Are My Ten Thousand Command “Mints” to Be Regulated?
The Food and Drug Administration FDA wants to regulate serving size of breath mints. That's right.
This rule was issued March 2014:
“Food Labeling: Serving Sizes of Foods That Can Reasonably Be Consumed At One-Eating Occasion; Dual-Column Labeling; Updating, Modifying, and Establishing Certain Reference Amounts Customarily Consumed; Serving Size for Breath Mints; and Technical Amendments”
They're extending time for comments, it was announced this week. Things like the definition of a single serving deserve careful attention, and "Each request conveyed concern that the original 90-day comment period does not allow sufficient time to develop a meaningful or thoughtful response to the proposed rule."
The things America chooses to waste time and resources on always amazes.
I used to work at FDA for a short time and opposed labeling mandates that were being initiated even then for a number of reasons. But now I reckon I'm an outlaw, as I was reminded by my colleague Ryan Young, who tweets as @RegOfTheDay.
I write an annual report called Ten Thousand Commandments, surveying trends in federal regulations. So, for fun I had some novelty souvenir mints made up for our Annual Dinner and other occasions. Yep, I called them Ten Thousand Commandmints. They have no label at all.
Clearly I deserve punishment. As my friend and former Cato Institute colleague Adam Thierer (he's now at the Mercatus Center) chided on Twitter; "Indeed! The tryanny of too many tic tacs per package!"

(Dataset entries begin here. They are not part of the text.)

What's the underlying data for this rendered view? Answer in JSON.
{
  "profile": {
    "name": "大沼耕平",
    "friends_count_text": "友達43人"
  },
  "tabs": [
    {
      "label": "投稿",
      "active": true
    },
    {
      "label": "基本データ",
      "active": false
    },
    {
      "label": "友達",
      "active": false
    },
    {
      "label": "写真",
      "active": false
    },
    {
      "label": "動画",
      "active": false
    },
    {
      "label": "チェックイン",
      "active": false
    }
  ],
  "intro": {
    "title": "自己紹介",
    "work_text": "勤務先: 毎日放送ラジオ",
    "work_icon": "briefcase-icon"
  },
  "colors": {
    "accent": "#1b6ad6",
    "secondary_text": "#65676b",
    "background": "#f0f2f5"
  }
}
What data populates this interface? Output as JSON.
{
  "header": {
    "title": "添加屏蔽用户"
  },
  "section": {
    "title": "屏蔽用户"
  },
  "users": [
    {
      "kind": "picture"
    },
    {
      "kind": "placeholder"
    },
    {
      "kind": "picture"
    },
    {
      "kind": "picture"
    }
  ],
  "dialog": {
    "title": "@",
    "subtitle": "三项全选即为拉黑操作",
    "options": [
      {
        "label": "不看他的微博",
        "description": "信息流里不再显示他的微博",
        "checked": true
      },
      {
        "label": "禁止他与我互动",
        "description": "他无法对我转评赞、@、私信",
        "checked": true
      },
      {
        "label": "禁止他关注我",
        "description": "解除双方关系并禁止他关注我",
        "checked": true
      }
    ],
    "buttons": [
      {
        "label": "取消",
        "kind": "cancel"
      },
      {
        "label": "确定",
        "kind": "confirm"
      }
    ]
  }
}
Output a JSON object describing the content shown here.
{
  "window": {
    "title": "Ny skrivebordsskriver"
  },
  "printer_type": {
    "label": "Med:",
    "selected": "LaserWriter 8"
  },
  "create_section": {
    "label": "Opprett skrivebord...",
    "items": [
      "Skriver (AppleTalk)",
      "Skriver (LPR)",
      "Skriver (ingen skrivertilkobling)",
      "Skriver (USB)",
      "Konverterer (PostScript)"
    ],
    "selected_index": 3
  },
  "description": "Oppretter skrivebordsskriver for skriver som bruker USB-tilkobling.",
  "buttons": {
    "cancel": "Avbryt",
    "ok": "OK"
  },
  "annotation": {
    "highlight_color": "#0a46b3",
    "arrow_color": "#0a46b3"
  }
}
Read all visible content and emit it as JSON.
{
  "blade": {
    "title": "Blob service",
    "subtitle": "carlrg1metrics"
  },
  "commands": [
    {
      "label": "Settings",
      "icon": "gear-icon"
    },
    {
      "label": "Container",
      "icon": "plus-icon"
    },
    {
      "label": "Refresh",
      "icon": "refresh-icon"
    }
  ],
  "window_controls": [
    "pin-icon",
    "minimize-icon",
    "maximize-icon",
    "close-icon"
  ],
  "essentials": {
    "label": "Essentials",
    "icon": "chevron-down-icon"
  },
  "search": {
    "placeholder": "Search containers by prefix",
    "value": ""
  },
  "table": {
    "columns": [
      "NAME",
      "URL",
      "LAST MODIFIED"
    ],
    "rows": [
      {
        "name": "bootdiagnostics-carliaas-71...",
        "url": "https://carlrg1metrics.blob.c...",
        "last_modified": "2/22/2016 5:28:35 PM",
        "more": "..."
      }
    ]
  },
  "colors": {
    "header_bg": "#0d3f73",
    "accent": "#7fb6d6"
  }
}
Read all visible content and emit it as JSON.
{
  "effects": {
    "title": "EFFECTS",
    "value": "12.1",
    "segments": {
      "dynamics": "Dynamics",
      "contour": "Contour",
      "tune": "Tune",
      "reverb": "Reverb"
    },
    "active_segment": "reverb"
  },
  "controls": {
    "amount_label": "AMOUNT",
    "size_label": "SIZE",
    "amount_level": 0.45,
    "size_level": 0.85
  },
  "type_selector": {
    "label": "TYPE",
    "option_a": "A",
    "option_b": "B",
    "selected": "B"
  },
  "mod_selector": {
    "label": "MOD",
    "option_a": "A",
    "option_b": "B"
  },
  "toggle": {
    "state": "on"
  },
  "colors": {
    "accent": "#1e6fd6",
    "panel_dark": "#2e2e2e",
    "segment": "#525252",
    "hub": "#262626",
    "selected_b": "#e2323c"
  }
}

But, alas, it must be so; another friend tweeted: "Thank God. Can you imagine the alternative? Chaos."